Exclude the pictures and set down, unaltered, the lines from the one that holds "Parse this screenshot: output" through the end of the data.

Items from an interface collection:
+ + + + + + +

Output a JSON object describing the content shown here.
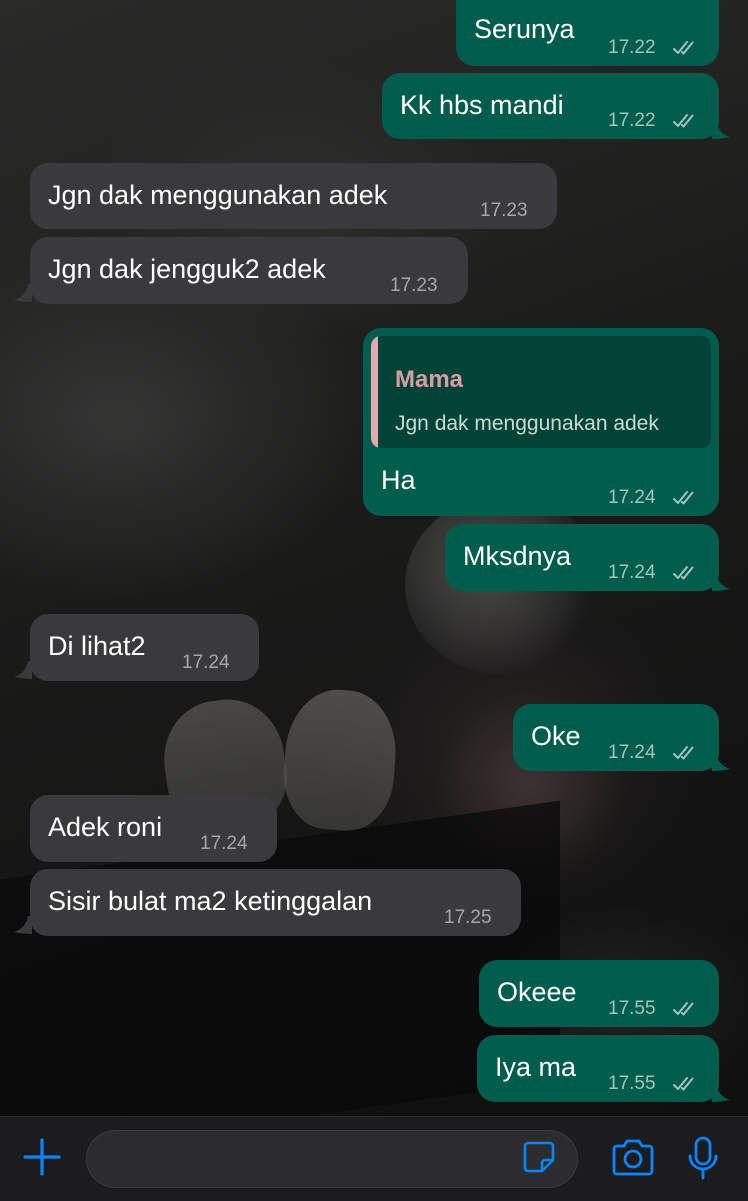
{
  "messages": [
    {
      "id": "m1",
      "dir": "out",
      "text": "Serunya",
      "time": "17.22",
      "read": true
    },
    {
      "id": "m2",
      "dir": "out",
      "text": "Kk hbs mandi",
      "time": "17.22",
      "read": true
    },
    {
      "id": "m3",
      "dir": "in",
      "text": "Jgn dak menggunakan adek",
      "time": "17.23"
    },
    {
      "id": "m4",
      "dir": "in",
      "text": "Jgn dak jengguk2 adek",
      "time": "17.23"
    },
    {
      "id": "m5",
      "dir": "out",
      "text": "Ha",
      "time": "17.24",
      "read": true,
      "reply_to": {
        "name": "Mama",
        "text": "Jgn dak menggunakan adek"
      }
    },
    {
      "id": "m6",
      "dir": "out",
      "text": "Mksdnya",
      "time": "17.24",
      "read": true
    },
    {
      "id": "m7",
      "dir": "in",
      "text": "Di lihat2",
      "time": "17.24"
    },
    {
      "id": "m8",
      "dir": "out",
      "text": "Oke",
      "time": "17.24",
      "read": true
    },
    {
      "id": "m9",
      "dir": "in",
      "text": "Adek roni",
      "time": "17.24"
    },
    {
      "id": "m10",
      "dir": "in",
      "text": "Sisir bulat ma2 ketinggalan",
      "time": "17.25"
    },
    {
      "id": "m11",
      "dir": "out",
      "text": "Okeee",
      "time": "17.55",
      "read": true
    },
    {
      "id": "m12",
      "dir": "out",
      "text": "Iya ma",
      "time": "17.55",
      "read": true
    }
  ],
  "input_bar": {
    "placeholder": "",
    "icons": [
      "plus-icon",
      "sticker-icon",
      "camera-icon",
      "microphone-icon"
    ],
    "accent_color": "#0a84ff"
  },
  "colors": {
    "outgoing_bubble": "#005c4b",
    "incoming_bubble": "#3a3a3c",
    "read_ticks": "#9ec7bd",
    "quote_accent": "#e4a9b0"
  }
}
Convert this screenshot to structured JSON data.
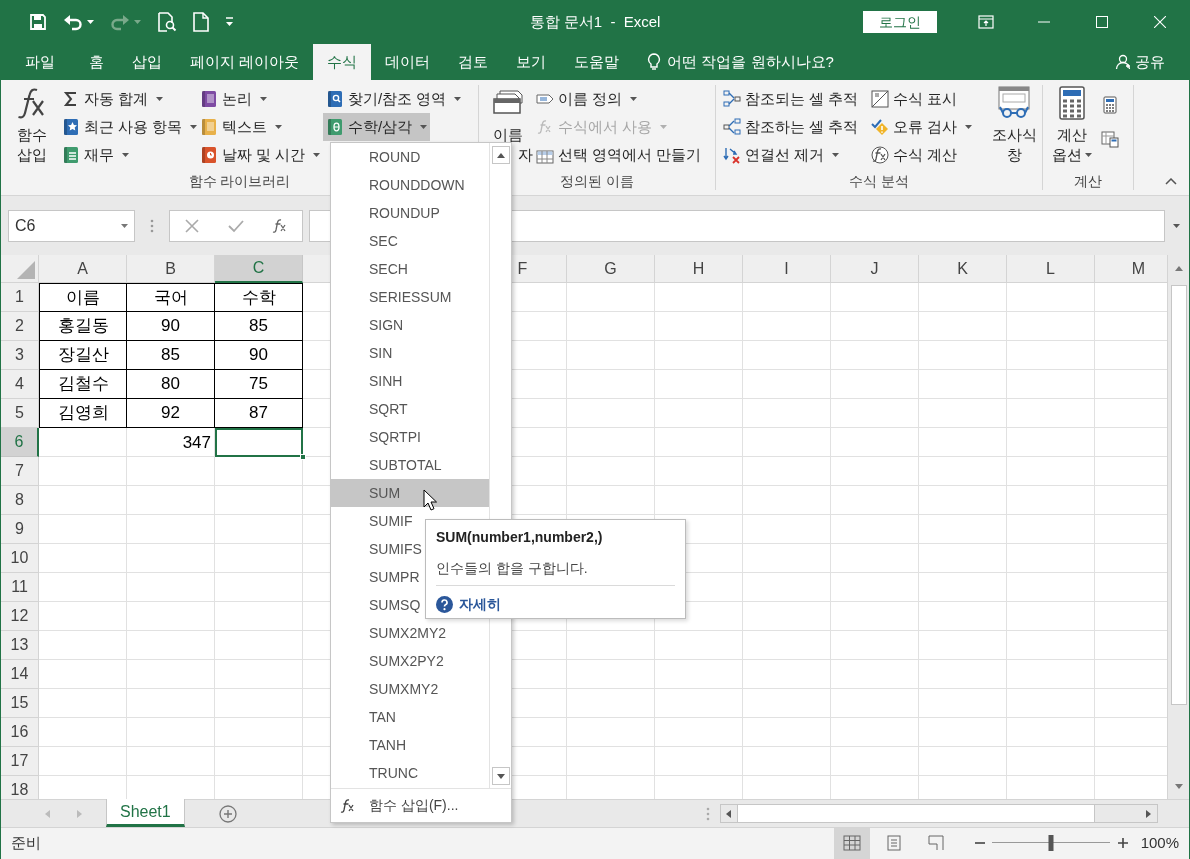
{
  "quick_access": [
    {
      "kind": "save",
      "disabled": false
    },
    {
      "kind": "undo",
      "disabled": false
    },
    {
      "kind": "redo",
      "disabled": true
    },
    {
      "kind": "print_preview",
      "disabled": false
    },
    {
      "kind": "new",
      "disabled": false
    },
    {
      "kind": "customize",
      "disabled": false
    }
  ],
  "window": {
    "title": "통합 문서1  -  Excel",
    "login": "로그인"
  },
  "tabs": [
    {
      "label": "파일",
      "selected": false
    },
    {
      "label": "홈",
      "selected": false
    },
    {
      "label": "삽입",
      "selected": false
    },
    {
      "label": "페이지 레이아웃",
      "selected": false
    },
    {
      "label": "수식",
      "selected": true
    },
    {
      "label": "데이터",
      "selected": false
    },
    {
      "label": "검토",
      "selected": false
    },
    {
      "label": "보기",
      "selected": false
    },
    {
      "label": "도움말",
      "selected": false
    }
  ],
  "tell_me": "어떤 작업을 원하시나요?",
  "share": "공유",
  "ribbon": {
    "groups": [
      {
        "label": "함수 라이브러리",
        "columns": [
          {
            "kind": "large",
            "lines": [
              "함수",
              "삽입"
            ],
            "dropdown": false
          },
          {
            "kind": "stack",
            "items": [
              {
                "label": "자동 합계",
                "dropdown": true,
                "pressed": false,
                "disabled": false
              },
              {
                "label": "최근 사용 항목",
                "dropdown": true,
                "pressed": false,
                "disabled": false
              },
              {
                "label": "재무",
                "dropdown": true,
                "pressed": false,
                "disabled": false
              }
            ]
          },
          {
            "kind": "stack",
            "items": [
              {
                "label": "논리",
                "dropdown": true,
                "pressed": false,
                "disabled": false
              },
              {
                "label": "텍스트",
                "dropdown": true,
                "pressed": false,
                "disabled": false
              },
              {
                "label": "날짜 및 시간",
                "dropdown": true,
                "pressed": false,
                "disabled": false
              }
            ]
          },
          {
            "kind": "stack",
            "items": [
              {
                "label": "찾기/참조 영역",
                "dropdown": true,
                "pressed": false,
                "disabled": false
              },
              {
                "label": "수학/삼각",
                "dropdown": true,
                "pressed": true,
                "disabled": false
              }
            ]
          }
        ]
      },
      {
        "label": "정의된 이름",
        "columns": [
          {
            "kind": "large",
            "lines": [
              "이름",
              "자"
            ],
            "dropdown": false
          },
          {
            "kind": "stack",
            "items": [
              {
                "label": "이름 정의",
                "dropdown": true,
                "pressed": false,
                "disabled": false
              },
              {
                "label": "수식에서 사용",
                "dropdown": true,
                "pressed": false,
                "disabled": true
              },
              {
                "label": "선택 영역에서 만들기",
                "dropdown": false,
                "pressed": false,
                "disabled": false
              }
            ]
          }
        ]
      },
      {
        "label": "수식 분석",
        "columns": [
          {
            "kind": "stack",
            "items": [
              {
                "label": "참조되는 셀 추적",
                "dropdown": false,
                "pressed": false,
                "disabled": false
              },
              {
                "label": "참조하는 셀 추적",
                "dropdown": false,
                "pressed": false,
                "disabled": false
              },
              {
                "label": "연결선 제거",
                "dropdown": true,
                "pressed": false,
                "disabled": false
              }
            ]
          },
          {
            "kind": "stack",
            "items": [
              {
                "label": "수식 표시",
                "dropdown": false,
                "pressed": false,
                "disabled": false
              },
              {
                "label": "오류 검사",
                "dropdown": true,
                "pressed": false,
                "disabled": false
              },
              {
                "label": "수식 계산",
                "dropdown": false,
                "pressed": false,
                "disabled": false
              }
            ]
          },
          {
            "kind": "large",
            "lines": [
              "조사식",
              "창"
            ],
            "dropdown": false
          }
        ]
      },
      {
        "label": "계산",
        "columns": [
          {
            "kind": "large",
            "lines": [
              "계산",
              "옵션"
            ],
            "dropdown": true
          },
          {
            "kind": "icons",
            "items": [
              {
                "disabled": false
              },
              {
                "disabled": false
              }
            ]
          }
        ]
      }
    ]
  },
  "formula_bar": {
    "name_box": "C6"
  },
  "sheet": {
    "columns": [
      {
        "label": "A",
        "selected": false
      },
      {
        "label": "B",
        "selected": false
      },
      {
        "label": "C",
        "selected": true
      },
      {
        "selected": false
      },
      {},
      {
        "label": "F",
        "selected": false
      },
      {
        "label": "G",
        "selected": false
      },
      {
        "label": "H",
        "selected": false
      },
      {
        "label": "I",
        "selected": false
      },
      {
        "label": "J",
        "selected": false
      },
      {
        "label": "K",
        "selected": false
      },
      {
        "label": "L",
        "selected": false
      },
      {
        "label": "M",
        "selected": false
      }
    ],
    "rows": [
      {
        "label": "1",
        "selected": false,
        "bordered": true,
        "cells": [
          {
            "text": "이름",
            "right_aligned": false,
            "selected": false
          },
          {
            "text": "국어",
            "right_aligned": false,
            "selected": false
          },
          {
            "text": "수학",
            "right_aligned": false,
            "selected": false
          }
        ]
      },
      {
        "label": "2",
        "selected": false,
        "bordered": true,
        "cells": [
          {
            "text": "홍길동",
            "right_aligned": false,
            "selected": false
          },
          {
            "text": "90",
            "right_aligned": false,
            "selected": false
          },
          {
            "text": "85",
            "right_aligned": false,
            "selected": false
          }
        ]
      },
      {
        "label": "3",
        "selected": false,
        "bordered": true,
        "cells": [
          {
            "text": "장길산",
            "right_aligned": false,
            "selected": false
          },
          {
            "text": "85",
            "right_aligned": false,
            "selected": false
          },
          {
            "text": "90",
            "right_aligned": false,
            "selected": false
          }
        ]
      },
      {
        "label": "4",
        "selected": false,
        "bordered": true,
        "cells": [
          {
            "text": "김철수",
            "right_aligned": false,
            "selected": false
          },
          {
            "text": "80",
            "right_aligned": false,
            "selected": false
          },
          {
            "text": "75",
            "right_aligned": false,
            "selected": false
          }
        ]
      },
      {
        "label": "5",
        "selected": false,
        "bordered": true,
        "cells": [
          {
            "text": "김영희",
            "right_aligned": false,
            "selected": false
          },
          {
            "text": "92",
            "right_aligned": false,
            "selected": false
          },
          {
            "text": "87",
            "right_aligned": false,
            "selected": false
          }
        ]
      },
      {
        "label": "6",
        "selected": true,
        "bordered": false,
        "cells": [
          {
            "selected": false
          },
          {
            "text": "347",
            "right_aligned": true,
            "selected": false
          },
          {
            "selected": true
          }
        ]
      },
      {
        "label": "7",
        "selected": false
      },
      {
        "label": "8",
        "selected": false
      },
      {
        "label": "9",
        "selected": false
      },
      {
        "label": "10",
        "selected": false
      },
      {
        "label": "11",
        "selected": false
      },
      {
        "label": "12",
        "selected": false
      },
      {
        "label": "13",
        "selected": false
      },
      {
        "label": "14",
        "selected": false
      },
      {
        "label": "15",
        "selected": false
      },
      {
        "label": "16",
        "selected": false
      },
      {
        "label": "17",
        "selected": false
      },
      {
        "label": "18",
        "selected": false
      }
    ]
  },
  "function_menu": {
    "items": [
      {
        "label": "ROUND",
        "selected": false
      },
      {
        "label": "ROUNDDOWN",
        "selected": false
      },
      {
        "label": "ROUNDUP",
        "selected": false
      },
      {
        "label": "SEC",
        "selected": false
      },
      {
        "label": "SECH",
        "selected": false
      },
      {
        "label": "SERIESSUM",
        "selected": false
      },
      {
        "label": "SIGN",
        "selected": false
      },
      {
        "label": "SIN",
        "selected": false
      },
      {
        "label": "SINH",
        "selected": false
      },
      {
        "label": "SQRT",
        "selected": false
      },
      {
        "label": "SQRTPI",
        "selected": false
      },
      {
        "label": "SUBTOTAL",
        "selected": false
      },
      {
        "label": "SUM",
        "selected": true
      },
      {
        "label": "SUMIF",
        "selected": false
      },
      {
        "label": "SUMIFS",
        "selected": false
      },
      {
        "label": "SUMPR",
        "selected": false
      },
      {
        "label": "SUMSQ",
        "selected": false
      },
      {
        "label": "SUMX2MY2",
        "selected": false
      },
      {
        "label": "SUMX2PY2",
        "selected": false
      },
      {
        "label": "SUMXMY2",
        "selected": false
      },
      {
        "label": "TAN",
        "selected": false
      },
      {
        "label": "TANH",
        "selected": false
      },
      {
        "label": "TRUNC",
        "selected": false
      }
    ],
    "footer": "함수 삽입(F)..."
  },
  "tooltip": {
    "title": "SUM(number1,number2,)",
    "description": "인수들의 합을 구합니다.",
    "link": "자세히"
  },
  "sheet_tabs": [
    {
      "label": "Sheet1",
      "selected": true
    }
  ],
  "status_bar": {
    "text": "준비",
    "views": [
      {
        "selected": true
      },
      {
        "selected": false
      },
      {
        "selected": false
      }
    ],
    "zoom": {
      "level": 0.5,
      "label": "100%"
    }
  }
}
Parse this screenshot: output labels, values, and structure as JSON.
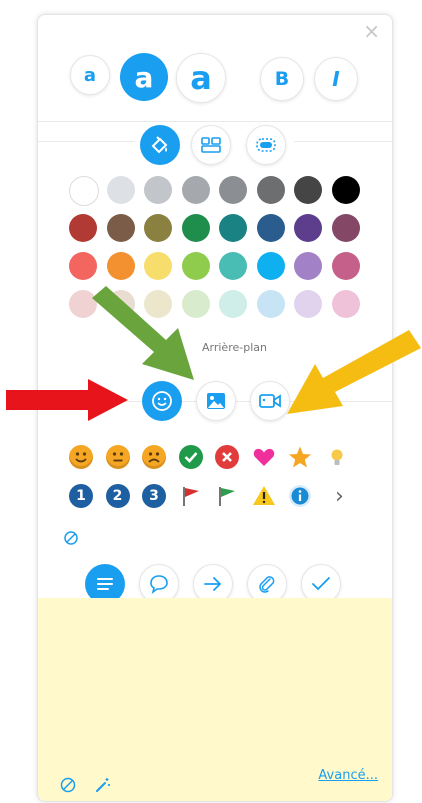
{
  "panel": {
    "close_symbol": "×"
  },
  "font_size_buttons": [
    {
      "label": "a"
    },
    {
      "label": "a"
    },
    {
      "label": "a"
    }
  ],
  "style_buttons": [
    {
      "label": "B"
    },
    {
      "label": "I"
    }
  ],
  "color_tabs": [
    "paint-bucket-icon",
    "layout-icon",
    "border-icon"
  ],
  "color_rows": [
    [
      "#ffffff",
      "#dde1e6",
      "#c2c5c9",
      "#a5a8ac",
      "#8b8e92",
      "#6c6e70",
      "#454545",
      "#000000"
    ],
    [
      "#b13a35",
      "#7b5c49",
      "#8a8040",
      "#1f8e4c",
      "#1a8283",
      "#2a5c8e",
      "#5c3e8d",
      "#854766"
    ],
    [
      "#f2665f",
      "#f39030",
      "#f7dd6b",
      "#8fcb4d",
      "#49bcb4",
      "#0fb0f0",
      "#a381c7",
      "#c5608a"
    ],
    [
      "#f0d2d3",
      "#e9dcd0",
      "#ebe6cc",
      "#d8eccd",
      "#cfede9",
      "#c7e4f5",
      "#e1d3ee",
      "#f0c2da"
    ]
  ],
  "background_label": "Arrière-plan",
  "media_tabs": [
    "smiley-icon",
    "image-icon",
    "video-icon"
  ],
  "icon_rows": {
    "row1": [
      "smile-emoji-icon",
      "neutral-emoji-icon",
      "sad-emoji-icon",
      "check-icon",
      "x-icon",
      "heart-icon",
      "star-icon",
      "lightbulb-icon"
    ],
    "row2_numbers": [
      "1",
      "2",
      "3"
    ],
    "row2_rest": [
      "red-flag-icon",
      "green-flag-icon",
      "warning-icon",
      "info-icon"
    ],
    "more": "›"
  },
  "shape_buttons": [
    "lines-icon",
    "speech-bubble-icon",
    "arrow-icon",
    "paperclip-icon",
    "check-icon"
  ],
  "footer": {
    "advanced_link": "Avancé..."
  },
  "arrows": {
    "red": "#e8141b",
    "green": "#6aa43c",
    "yellow": "#f5bd12"
  }
}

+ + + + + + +

RESPONSE:
Parse this screenshot: output labels, values, and structure as JSON.
{
  "panel": {
    "close_symbol": "×"
  },
  "font_size_buttons": [
    {
      "label": "a"
    },
    {
      "label": "a"
    },
    {
      "label": "a"
    }
  ],
  "style_buttons": [
    {
      "label": "B"
    },
    {
      "label": "I"
    }
  ],
  "color_tabs": [
    "paint-bucket-icon",
    "layout-icon",
    "border-icon"
  ],
  "color_rows": [
    [
      "#ffffff",
      "#dde1e6",
      "#c2c5c9",
      "#a5a8ac",
      "#8b8e92",
      "#6c6e70",
      "#454545",
      "#000000"
    ],
    [
      "#b13a35",
      "#7b5c49",
      "#8a8040",
      "#1f8e4c",
      "#1a8283",
      "#2a5c8e",
      "#5c3e8d",
      "#854766"
    ],
    [
      "#f2665f",
      "#f39030",
      "#f7dd6b",
      "#8fcb4d",
      "#49bcb4",
      "#0fb0f0",
      "#a381c7",
      "#c5608a"
    ],
    [
      "#f0d2d3",
      "#e9dcd0",
      "#ebe6cc",
      "#d8eccd",
      "#cfede9",
      "#c7e4f5",
      "#e1d3ee",
      "#f0c2da"
    ]
  ],
  "background_label": "Arrière-plan",
  "media_tabs": [
    "smiley-icon",
    "image-icon",
    "video-icon"
  ],
  "icon_rows": {
    "row1": [
      "smile-emoji-icon",
      "neutral-emoji-icon",
      "sad-emoji-icon",
      "check-icon",
      "x-icon",
      "heart-icon",
      "star-icon",
      "lightbulb-icon"
    ],
    "row2_numbers": [
      "1",
      "2",
      "3"
    ],
    "row2_rest": [
      "red-flag-icon",
      "green-flag-icon",
      "warning-icon",
      "info-icon"
    ],
    "more": "›"
  },
  "shape_buttons": [
    "lines-icon",
    "speech-bubble-icon",
    "arrow-icon",
    "paperclip-icon",
    "check-icon"
  ],
  "footer": {
    "advanced_link": "Avancé..."
  },
  "arrows": {
    "red": "#e8141b",
    "green": "#6aa43c",
    "yellow": "#f5bd12"
  }
}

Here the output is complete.